Corruption Perception Index 2010 released: Georgia ranks 68th

26 October, 2010
Georgia ranks 68th out of 178 countries in Transparency International’s Corruption Perceptions Index (CPI) 2010, a measure of domestic, public sector corruption released on October 26, 2010. Georgia’s score is 3.8 on a scale from 10 (very clean) to 0 (highly corrupt). In the CPI 2009, Georgia came in 66th, with a score of 4.1. However, the decline in Georgia’s score compared to 2009 is not substantial.

"Georgia’s score shows that corruption has not been eradicated and continues to be an issue that needs to be addressed", says Mathias Huter, acting director of TI Georgia.

Areas of concern in Georgia remain the urgent need for judicial reform, protection of property rights, a lack of transparency in public spending (including the Reserve Funds for the President, the Mayor of Tbilisi and the Government), grand corruption among top-level officials, opaque media ownership and financing, as well as a general low level of civil society involvement in the planning and execution of public policy.

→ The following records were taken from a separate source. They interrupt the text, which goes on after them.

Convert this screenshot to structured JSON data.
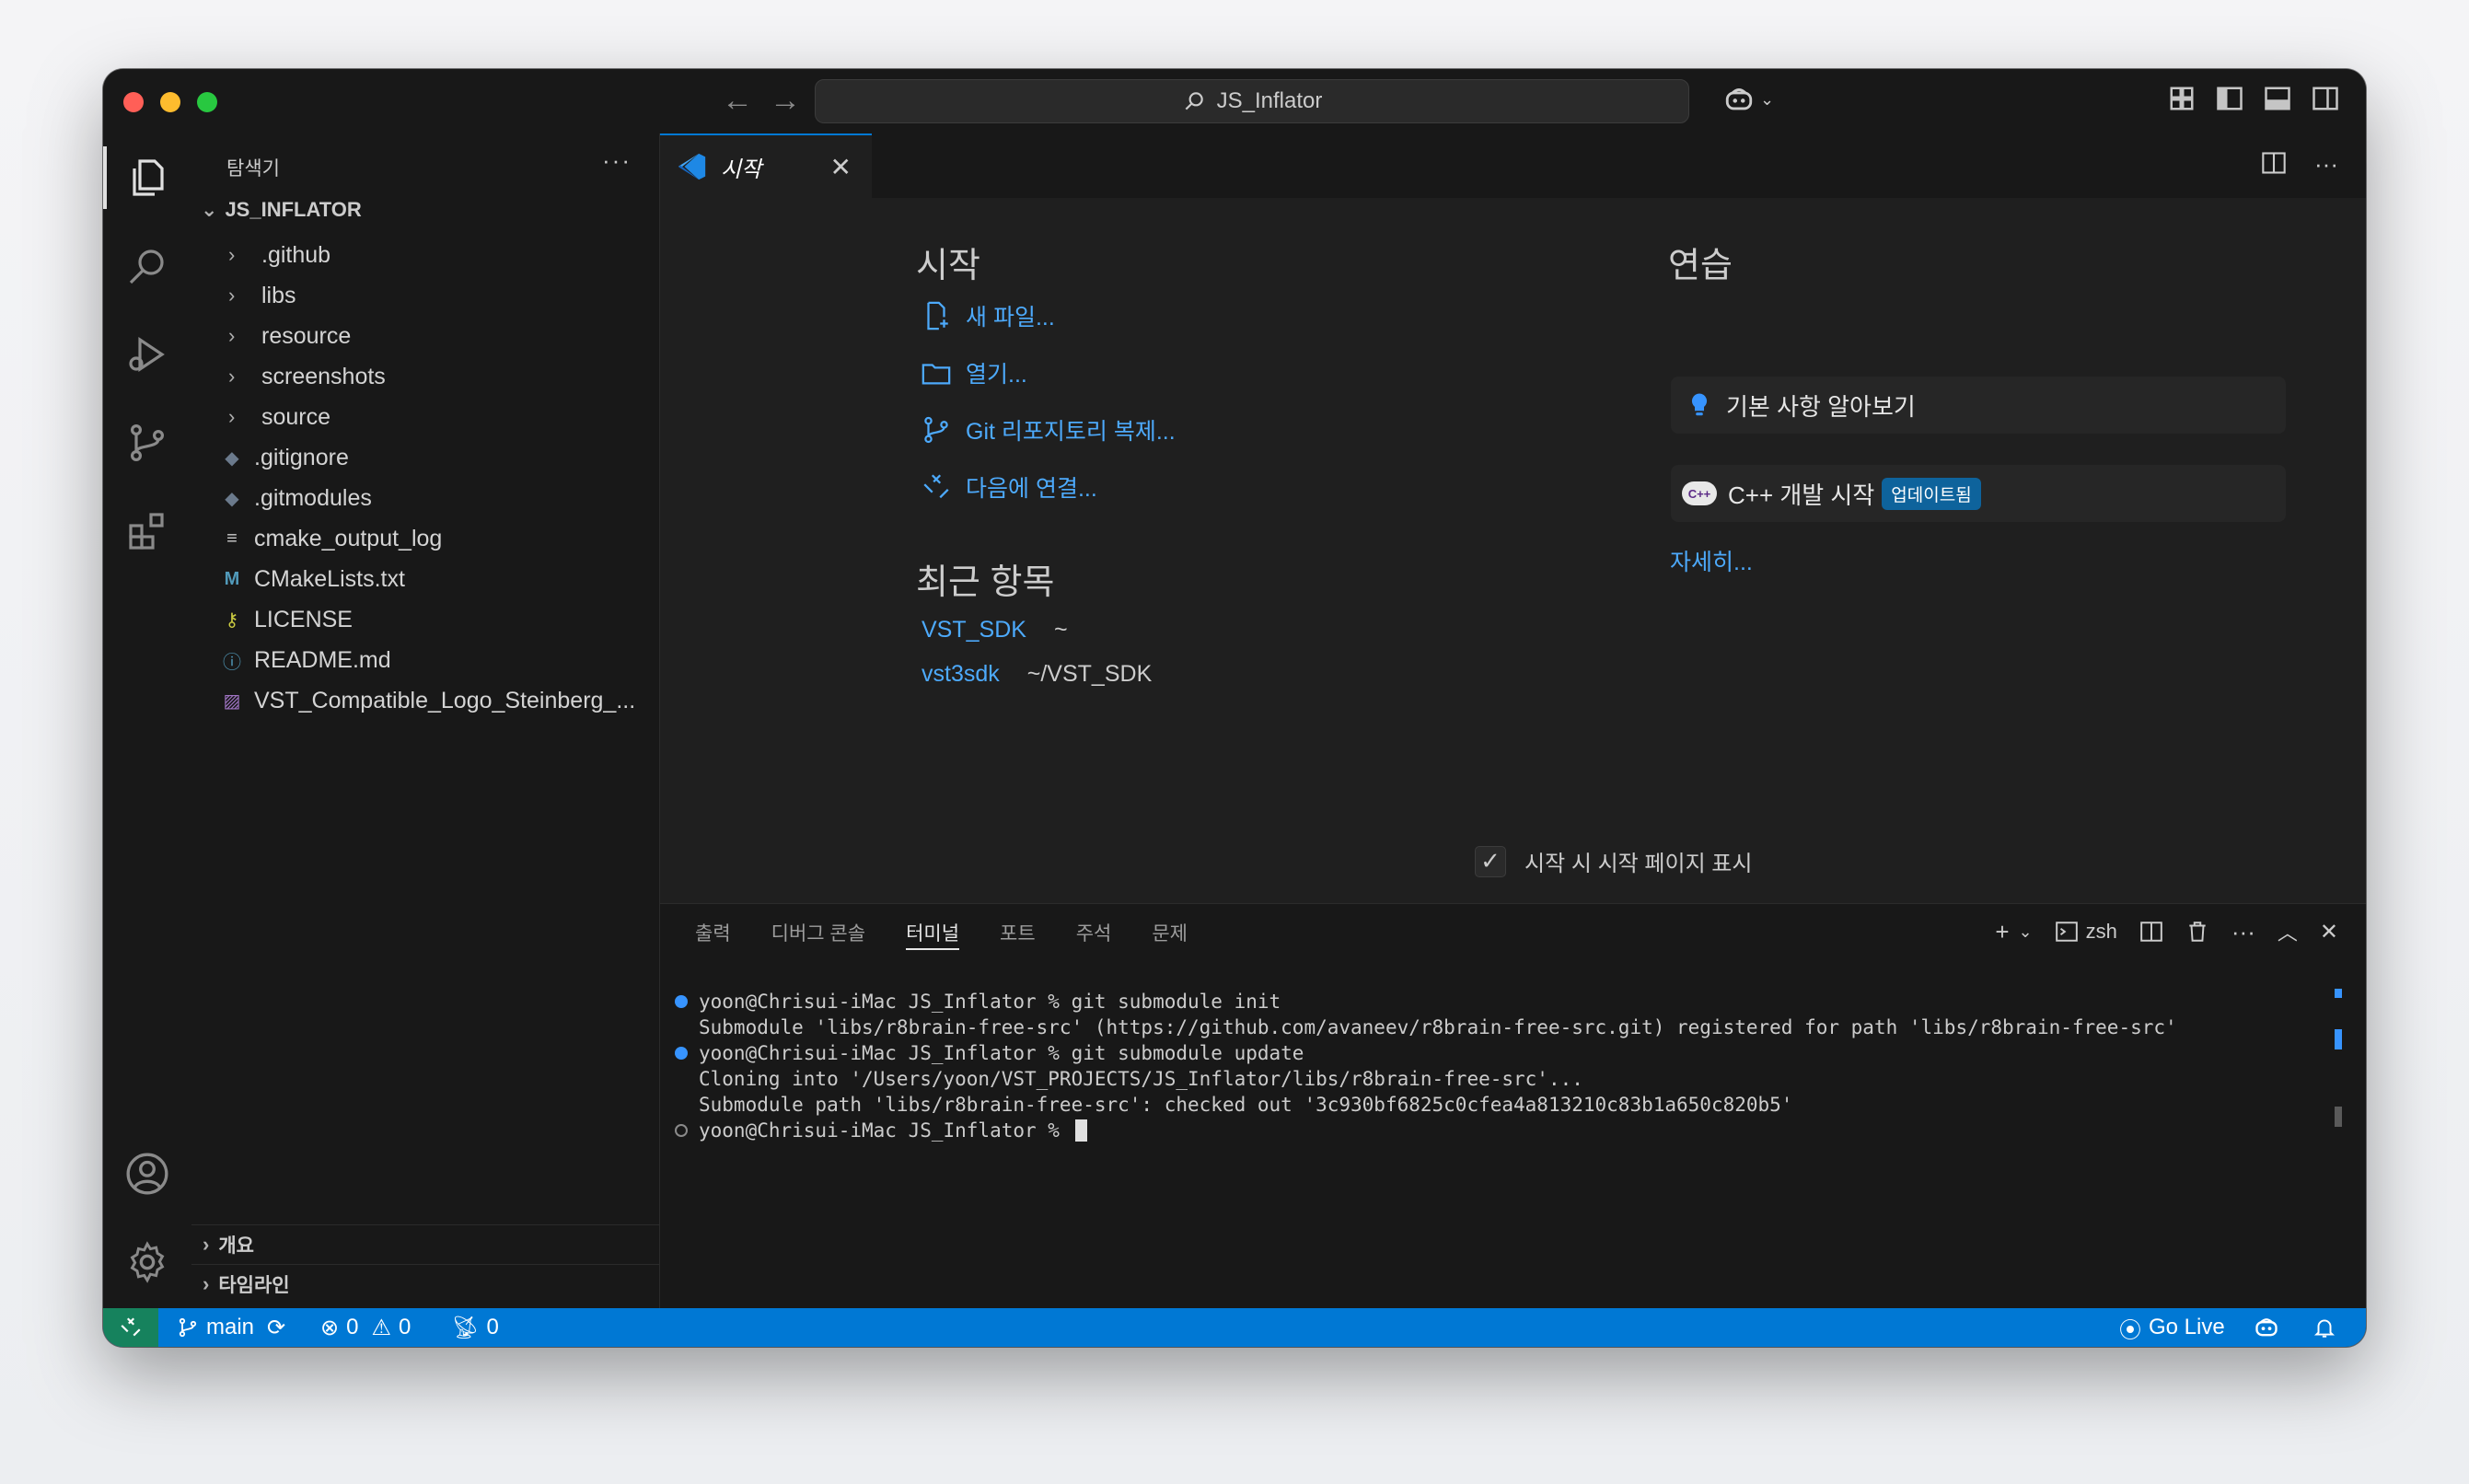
{
  "titlebar": {
    "search_text": "JS_Inflator"
  },
  "sidebar": {
    "title": "탐색기",
    "more": "···",
    "root": "JS_INFLATOR",
    "items": [
      {
        "label": ".github",
        "type": "folder"
      },
      {
        "label": "libs",
        "type": "folder"
      },
      {
        "label": "resource",
        "type": "folder"
      },
      {
        "label": "screenshots",
        "type": "folder"
      },
      {
        "label": "source",
        "type": "folder"
      },
      {
        "label": ".gitignore",
        "type": "git"
      },
      {
        "label": ".gitmodules",
        "type": "git"
      },
      {
        "label": "cmake_output_log",
        "type": "text"
      },
      {
        "label": "CMakeLists.txt",
        "type": "cmake"
      },
      {
        "label": "LICENSE",
        "type": "license"
      },
      {
        "label": "README.md",
        "type": "info"
      },
      {
        "label": "VST_Compatible_Logo_Steinberg_...",
        "type": "image"
      }
    ],
    "sections": [
      "개요",
      "타임라인"
    ]
  },
  "editor": {
    "tab_label": "시작",
    "start_heading": "시작",
    "start_links": [
      "새 파일...",
      "열기...",
      "Git 리포지토리 복제...",
      "다음에 연결..."
    ],
    "recent_heading": "최근 항목",
    "recent": [
      {
        "name": "VST_SDK",
        "path": "~"
      },
      {
        "name": "vst3sdk",
        "path": "~/VST_SDK"
      }
    ],
    "walk_heading": "연습",
    "walkthroughs": [
      {
        "label": "기본 사항 알아보기",
        "badge": ""
      },
      {
        "label": "C++ 개발 시작",
        "badge": "업데이트됨"
      }
    ],
    "more_link": "자세히...",
    "startup_checkbox": "시작 시 시작 페이지 표시"
  },
  "panel": {
    "tabs": [
      "출력",
      "디버그 콘솔",
      "터미널",
      "포트",
      "주석",
      "문제"
    ],
    "active_tab": "터미널",
    "shell": "zsh",
    "terminal_lines": [
      {
        "dot": "blue",
        "text": "yoon@Chrisui-iMac JS_Inflator % git submodule init"
      },
      {
        "dot": "none",
        "text": "Submodule 'libs/r8brain-free-src' (https://github.com/avaneev/r8brain-free-src.git) registered for path 'libs/r8brain-free-src'"
      },
      {
        "dot": "blue",
        "text": "yoon@Chrisui-iMac JS_Inflator % git submodule update"
      },
      {
        "dot": "none",
        "text": "Cloning into '/Users/yoon/VST_PROJECTS/JS_Inflator/libs/r8brain-free-src'..."
      },
      {
        "dot": "none",
        "text": "Submodule path 'libs/r8brain-free-src': checked out '3c930bf6825c0cfea4a813210c83b1a650c820b5'"
      },
      {
        "dot": "hollow",
        "text": "yoon@Chrisui-iMac JS_Inflator % "
      }
    ]
  },
  "statusbar": {
    "branch": "main",
    "errors": "0",
    "warnings": "0",
    "ports": "0",
    "go_live": "Go Live"
  },
  "colors": {
    "accent": "#0078d4",
    "link": "#4daafc",
    "remote": "#16825d",
    "background": "#1f1f1f"
  }
}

"On the positive side, we at TI Georgia are hopeful that the electronic procurement system to be introduced in December will address a number of problems and improve transparency of state contracts”, says Huter. "We also welcome that in a few cases, investigations into corruption have been launched against high-level public officials."

The CPI shows that Georgia has lower levels of perceived corruption than its neighbors, with the exception of Turkey (56th, with a score of 4.4): Armenia ranks 123rd with a score of 2.6, Azerbaijan ranks 134th (2.4) and Russia is 154th (2.1) in the global ranking.

The countries scoring highest in this year’s ranking are Denmark, New Zealand and Singapore (with a score of 9.3), Finland and Sweden (9.2), followed by Canada (8.9), the Netherlands (8.8), Australia, Switzerland (both 8.7) and Norway (8.6). At the bottom of the ranking is Somalia, with a score of 1.1, slightly trailing below Myanmar and Afghanistan (1.4), followed by Iraq (1.5).

The CPI is compiled and released by Transparency International’s Head Office in Berlin and is based on surveys conducted by international organizations and consultancy firms. Due to changes in the CPI’s methodology over time and the fact that the index is based on a changing set of source surveys, the CPI is not an appropriate tool for comparisons of a country’s performance over time but provides a good snapshot of perceived corruption throughout the world.

For more information about the CPI's methodology, please see our Frequently Asked Questions. In-depth material in English and other languages on the CPI can be found at